> **About this exercise**
What lines in the entries below contain the word "骑着狐狸找可儿"? Copy all of them.

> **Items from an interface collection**
————
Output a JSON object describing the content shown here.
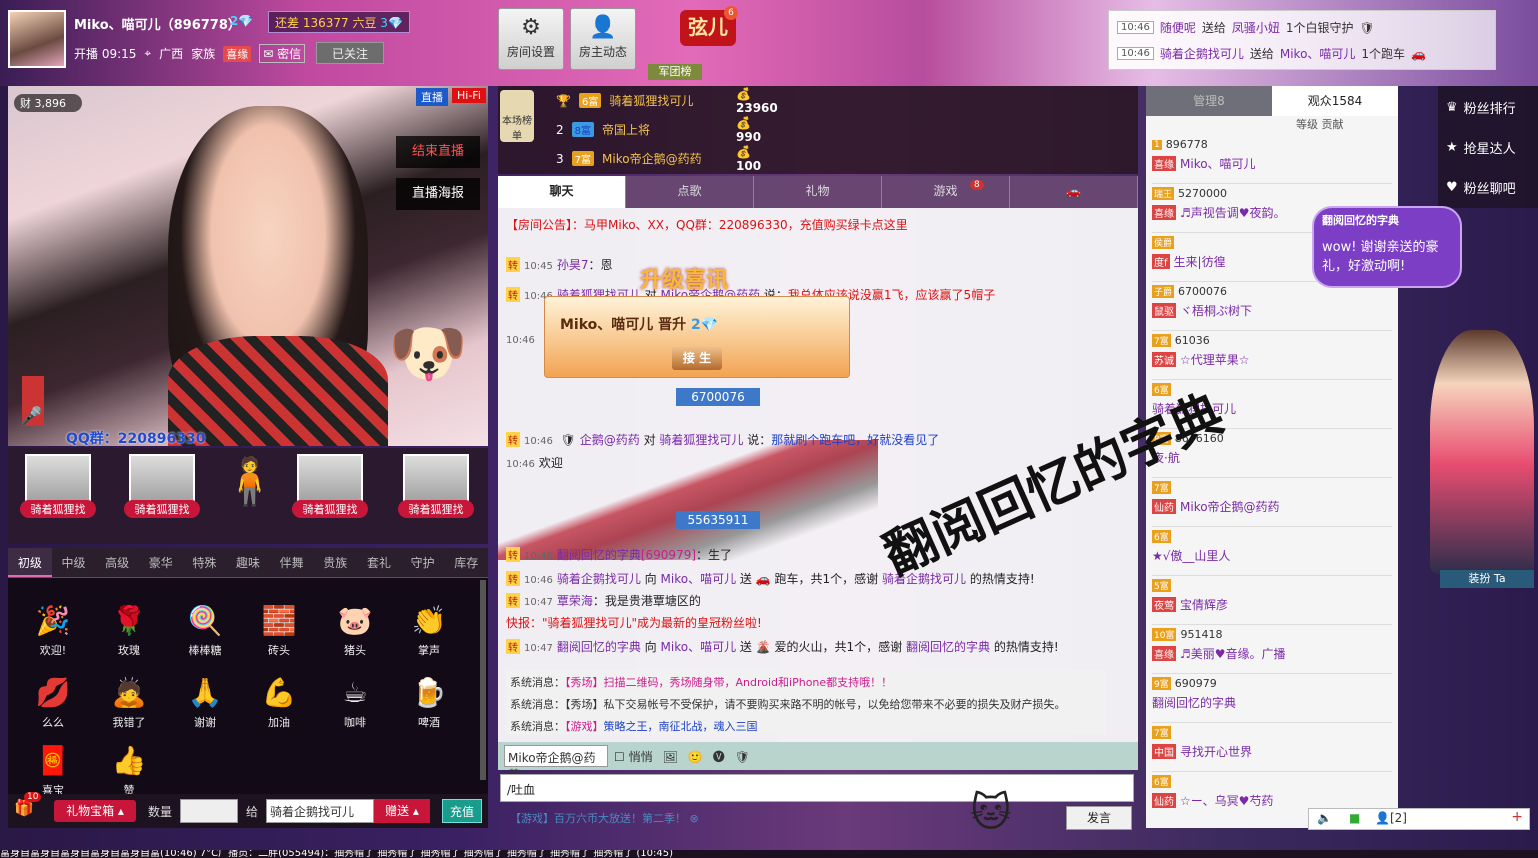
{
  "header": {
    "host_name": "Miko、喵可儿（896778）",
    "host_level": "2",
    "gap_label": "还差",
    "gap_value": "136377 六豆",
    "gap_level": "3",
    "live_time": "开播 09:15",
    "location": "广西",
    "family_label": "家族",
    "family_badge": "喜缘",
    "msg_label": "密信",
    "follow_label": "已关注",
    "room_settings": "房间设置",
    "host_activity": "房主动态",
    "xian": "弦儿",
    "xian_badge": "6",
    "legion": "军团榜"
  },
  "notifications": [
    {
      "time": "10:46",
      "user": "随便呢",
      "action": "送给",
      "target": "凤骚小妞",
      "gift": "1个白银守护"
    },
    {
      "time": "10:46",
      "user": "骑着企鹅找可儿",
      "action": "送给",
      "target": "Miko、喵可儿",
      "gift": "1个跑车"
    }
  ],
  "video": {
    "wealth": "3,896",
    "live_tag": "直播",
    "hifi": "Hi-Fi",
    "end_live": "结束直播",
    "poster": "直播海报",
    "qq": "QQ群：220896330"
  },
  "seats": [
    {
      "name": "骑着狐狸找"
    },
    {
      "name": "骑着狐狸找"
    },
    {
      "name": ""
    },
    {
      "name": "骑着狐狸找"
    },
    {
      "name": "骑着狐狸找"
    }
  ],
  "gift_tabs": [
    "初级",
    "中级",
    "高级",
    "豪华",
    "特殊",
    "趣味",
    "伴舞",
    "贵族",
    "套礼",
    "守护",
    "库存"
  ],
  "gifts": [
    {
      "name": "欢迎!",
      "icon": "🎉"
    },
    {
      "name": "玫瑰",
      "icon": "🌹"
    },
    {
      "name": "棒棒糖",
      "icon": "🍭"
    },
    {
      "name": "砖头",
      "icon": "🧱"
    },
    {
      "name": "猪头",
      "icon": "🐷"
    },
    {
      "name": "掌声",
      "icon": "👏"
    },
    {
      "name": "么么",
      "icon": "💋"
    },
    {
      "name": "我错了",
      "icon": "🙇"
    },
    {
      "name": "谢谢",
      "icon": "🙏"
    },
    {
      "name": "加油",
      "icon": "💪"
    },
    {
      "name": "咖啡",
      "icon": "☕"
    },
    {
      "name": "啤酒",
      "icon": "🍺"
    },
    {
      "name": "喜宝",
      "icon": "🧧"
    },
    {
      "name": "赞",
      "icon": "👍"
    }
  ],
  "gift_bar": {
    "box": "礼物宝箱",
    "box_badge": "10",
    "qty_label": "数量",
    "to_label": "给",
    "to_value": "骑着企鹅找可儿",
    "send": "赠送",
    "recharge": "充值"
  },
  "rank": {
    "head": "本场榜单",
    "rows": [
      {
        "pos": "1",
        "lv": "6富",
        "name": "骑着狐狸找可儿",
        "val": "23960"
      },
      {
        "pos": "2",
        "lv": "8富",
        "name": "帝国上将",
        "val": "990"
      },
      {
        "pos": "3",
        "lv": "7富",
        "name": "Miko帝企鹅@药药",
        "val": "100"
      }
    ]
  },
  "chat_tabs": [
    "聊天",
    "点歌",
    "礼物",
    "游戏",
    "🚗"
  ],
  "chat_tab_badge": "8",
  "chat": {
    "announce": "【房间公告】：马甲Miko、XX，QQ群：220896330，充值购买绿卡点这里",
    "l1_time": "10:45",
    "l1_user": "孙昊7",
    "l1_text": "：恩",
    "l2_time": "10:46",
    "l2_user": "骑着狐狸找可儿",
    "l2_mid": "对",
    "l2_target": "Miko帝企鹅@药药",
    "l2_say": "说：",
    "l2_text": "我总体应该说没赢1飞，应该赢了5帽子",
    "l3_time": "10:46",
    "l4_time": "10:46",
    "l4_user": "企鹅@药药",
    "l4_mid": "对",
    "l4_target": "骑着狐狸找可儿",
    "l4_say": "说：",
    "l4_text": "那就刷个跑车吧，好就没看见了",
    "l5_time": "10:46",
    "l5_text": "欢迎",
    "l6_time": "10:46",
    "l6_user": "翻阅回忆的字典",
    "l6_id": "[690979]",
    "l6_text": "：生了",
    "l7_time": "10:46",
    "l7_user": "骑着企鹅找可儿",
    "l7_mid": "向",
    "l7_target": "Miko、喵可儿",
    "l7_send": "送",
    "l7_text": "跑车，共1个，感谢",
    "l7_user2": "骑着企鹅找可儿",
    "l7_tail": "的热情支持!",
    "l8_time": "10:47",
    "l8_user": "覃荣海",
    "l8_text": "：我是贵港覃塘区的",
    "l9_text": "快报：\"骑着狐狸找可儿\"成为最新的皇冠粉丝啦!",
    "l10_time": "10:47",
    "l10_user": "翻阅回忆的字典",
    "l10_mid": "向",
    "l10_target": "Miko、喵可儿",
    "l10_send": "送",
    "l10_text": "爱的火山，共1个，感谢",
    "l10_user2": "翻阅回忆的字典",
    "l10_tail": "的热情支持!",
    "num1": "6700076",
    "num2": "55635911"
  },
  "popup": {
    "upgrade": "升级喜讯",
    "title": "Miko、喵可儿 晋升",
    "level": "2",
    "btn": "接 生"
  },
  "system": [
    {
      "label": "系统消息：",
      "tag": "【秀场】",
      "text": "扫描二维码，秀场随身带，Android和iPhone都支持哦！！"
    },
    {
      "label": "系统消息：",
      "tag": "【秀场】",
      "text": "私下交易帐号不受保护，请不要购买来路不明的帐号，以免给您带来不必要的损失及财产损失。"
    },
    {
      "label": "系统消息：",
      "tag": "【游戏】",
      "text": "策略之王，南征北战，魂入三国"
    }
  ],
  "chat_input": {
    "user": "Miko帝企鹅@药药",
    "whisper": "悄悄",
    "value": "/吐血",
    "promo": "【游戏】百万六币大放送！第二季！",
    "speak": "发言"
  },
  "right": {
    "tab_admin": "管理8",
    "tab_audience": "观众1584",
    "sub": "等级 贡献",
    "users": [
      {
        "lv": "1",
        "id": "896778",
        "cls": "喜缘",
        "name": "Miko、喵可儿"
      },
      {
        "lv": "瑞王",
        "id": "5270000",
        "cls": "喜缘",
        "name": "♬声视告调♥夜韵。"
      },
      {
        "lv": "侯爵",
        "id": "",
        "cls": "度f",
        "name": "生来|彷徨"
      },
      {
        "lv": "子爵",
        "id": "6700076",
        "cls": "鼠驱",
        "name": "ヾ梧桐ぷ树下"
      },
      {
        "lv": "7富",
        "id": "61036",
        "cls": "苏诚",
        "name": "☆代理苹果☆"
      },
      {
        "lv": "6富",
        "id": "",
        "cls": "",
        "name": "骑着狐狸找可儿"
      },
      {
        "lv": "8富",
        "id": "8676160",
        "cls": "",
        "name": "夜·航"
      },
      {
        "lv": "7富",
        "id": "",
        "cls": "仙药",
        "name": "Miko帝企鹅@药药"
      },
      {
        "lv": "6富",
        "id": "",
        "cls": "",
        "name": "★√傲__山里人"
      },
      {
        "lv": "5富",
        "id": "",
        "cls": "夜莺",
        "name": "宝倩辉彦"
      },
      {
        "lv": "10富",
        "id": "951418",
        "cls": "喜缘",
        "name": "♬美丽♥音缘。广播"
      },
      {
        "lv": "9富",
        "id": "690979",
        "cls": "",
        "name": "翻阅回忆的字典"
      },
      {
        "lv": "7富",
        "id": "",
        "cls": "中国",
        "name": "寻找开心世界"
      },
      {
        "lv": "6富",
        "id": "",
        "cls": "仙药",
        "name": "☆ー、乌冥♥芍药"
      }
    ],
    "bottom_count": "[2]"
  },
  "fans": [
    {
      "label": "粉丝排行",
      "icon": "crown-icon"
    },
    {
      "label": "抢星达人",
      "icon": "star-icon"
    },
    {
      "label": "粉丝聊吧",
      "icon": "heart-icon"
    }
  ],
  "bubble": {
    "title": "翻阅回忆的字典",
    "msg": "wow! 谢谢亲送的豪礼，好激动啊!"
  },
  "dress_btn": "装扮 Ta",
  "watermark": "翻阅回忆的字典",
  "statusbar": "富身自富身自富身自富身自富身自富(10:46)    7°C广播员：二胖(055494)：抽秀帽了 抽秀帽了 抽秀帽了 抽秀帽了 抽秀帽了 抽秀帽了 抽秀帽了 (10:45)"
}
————
> **Reply to the exercise**
        "name": "骑着狐狸找可儿",
    "l2_user": "骑着狐狸找可儿",
    "l4_target": "骑着狐狸找可儿",
    "l9_text": "快报：\"骑着狐狸找可儿\"成为最新的皇冠粉丝啦!",
        "name": "骑着狐狸找可儿"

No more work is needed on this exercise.